Prince Georgeís County cannot be ignored this election season
There was a time when Prince Georgeís County voters were considered predictable. Those days appear to be over.
In the past, campaign strategists generally anticipated the county — home to some of the largest mega-churches in the region and where nearly 80 percent of registered voters are Democrats — would simply vote along party lines or largely on religious beliefs.
However, questions that will appear on the ballot this November are showing the rest of the state that Prince Georgeís is not monolithic in its voting. The county is made up of a diverse population of different income levels and varied beliefs — and can no longer be taken for granted.
For example, Question 6 on the ballot, regarding whether to allow same-sex marriage, would have — in the past — been considered a no-go in Prince Georgeís given the heavy influence of places of worship. Many churches have argued that marriage must be between a man and a woman, and have led the fight against the proposal.
However, according to some polls, voters in support of same-sex marriage appear to be taking a lead statewide, and voters are almost evenly split in the black community, especially since the announced support by President Barack Obama, who received widespread support in the county.
As a matter of fact, a Prince Georgeís pastor, Delman Coates of Clintonís Mount Ennon Baptist Church, which touts a congregation of more than 7,000, is among those leading the push for same-sex marriage. And another Prince Georgeís pastor, Derek McCoy, is leading the fight against it.
Similarly, Question 7, which could allow for a casino in the county, goes against traditional thinking that Prince Georgeís voters would shun a plan that contradicts faith-based morals. Yes, the churches in Prince Georgeís remain busy, but so, too, are Maryland Lottery retailers. About 15 percent of the more than 860,000 residents in Prince Georgeís played the lottery in fiscal 2011, accounting for a little more than 20 percent of sales, according to the Maryland State Lottery Agency.
Clearly, Prince Georgians are not one-dimensional and, for a change, campaigns are going to have to fight to win votes in the county.
Those on both sides of the gambling and same-sex marriage debates acknowledge that Prince Georgeís is one of the main battle grounds in their fights, and they are spending millions in advertising to sway county voters. All are planning intensive educational outreach to ensure voters get as much information as they need. Truly a nice change of pace.
Granted, voters havenít lost all predictability. For political offices, county voters are likely to stick close to party lines, like much of the nation. Many Republicans probably wonít even visit the county, assuming their words will fall on deaf ears.
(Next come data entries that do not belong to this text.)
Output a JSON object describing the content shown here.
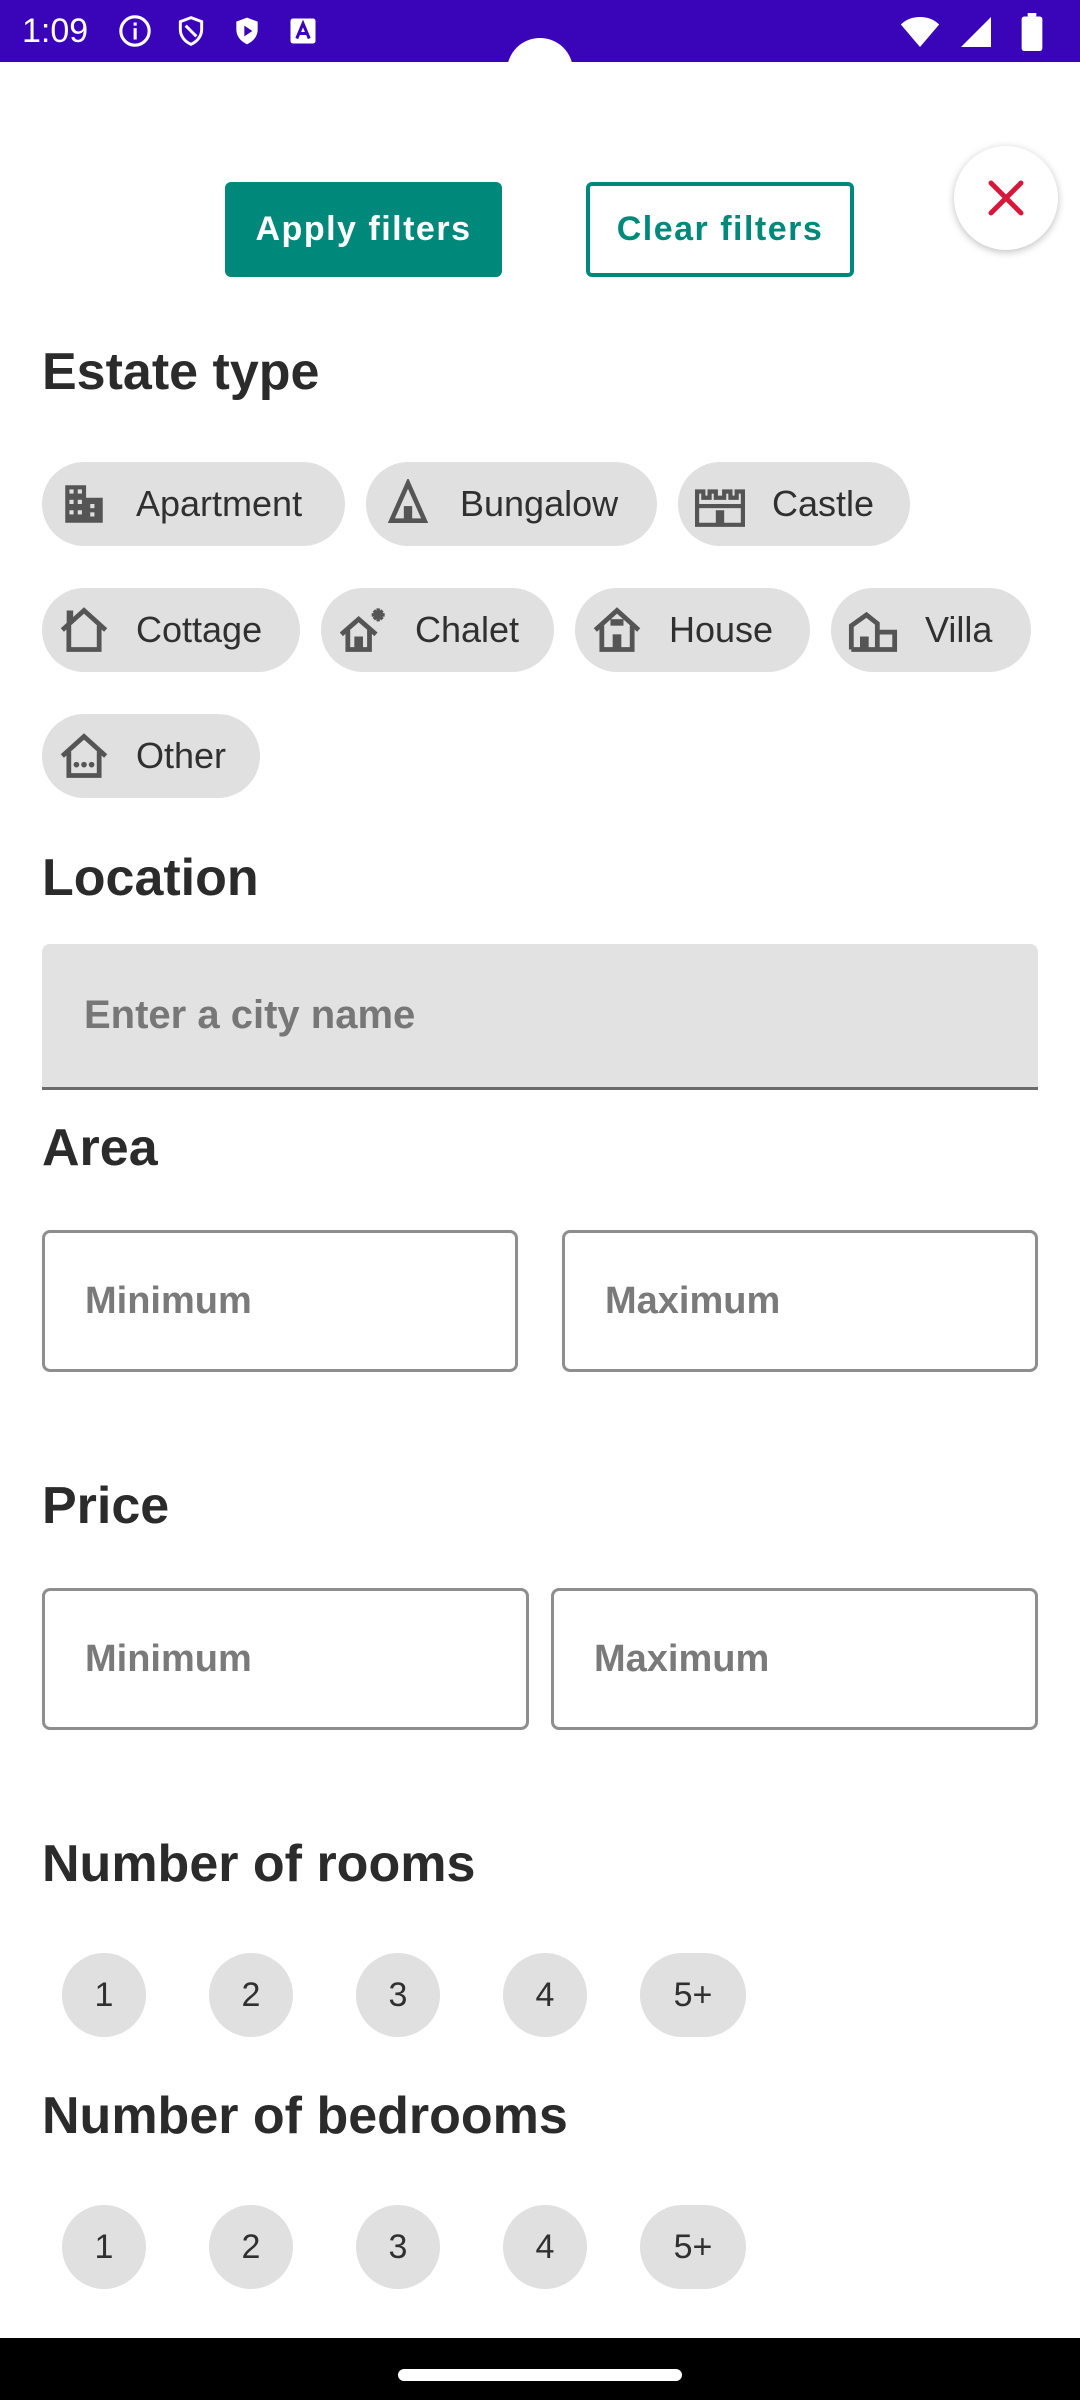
{
  "status_bar": {
    "time": "1:09",
    "left_icons": [
      "info-icon",
      "shield-icon",
      "play-shield-icon",
      "a-badge-icon"
    ],
    "right_icons": [
      "wifi-icon",
      "signal-icon",
      "battery-icon"
    ],
    "background": "#3a04b8"
  },
  "toolbar": {
    "apply_label": "Apply filters",
    "clear_label": "Clear filters",
    "accent": "#00897b",
    "close_color": "#d6183b"
  },
  "estate_type": {
    "title": "Estate type",
    "chips": [
      {
        "label": "Apartment",
        "icon": "apartment-icon"
      },
      {
        "label": "Bungalow",
        "icon": "bungalow-icon"
      },
      {
        "label": "Castle",
        "icon": "castle-icon"
      },
      {
        "label": "Cottage",
        "icon": "cottage-icon"
      },
      {
        "label": "Chalet",
        "icon": "chalet-icon"
      },
      {
        "label": "House",
        "icon": "house-icon"
      },
      {
        "label": "Villa",
        "icon": "villa-icon"
      },
      {
        "label": "Other",
        "icon": "other-home-icon"
      }
    ]
  },
  "location": {
    "title": "Location",
    "placeholder": "Enter a city name",
    "value": ""
  },
  "area": {
    "title": "Area",
    "min_placeholder": "Minimum",
    "max_placeholder": "Maximum"
  },
  "price": {
    "title": "Price",
    "min_placeholder": "Minimum",
    "max_placeholder": "Maximum"
  },
  "rooms": {
    "title": "Number of rooms",
    "options": [
      "1",
      "2",
      "3",
      "4",
      "5+"
    ]
  },
  "bedrooms": {
    "title": "Number of bedrooms",
    "options": [
      "1",
      "2",
      "3",
      "4",
      "5+"
    ]
  }
}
For Prince Georgeís, however, although the ballot issues remain up for debate, the countyís political standing is no longer in question. Prince Georgeís isnít sitting on the sidelines; itís in the game.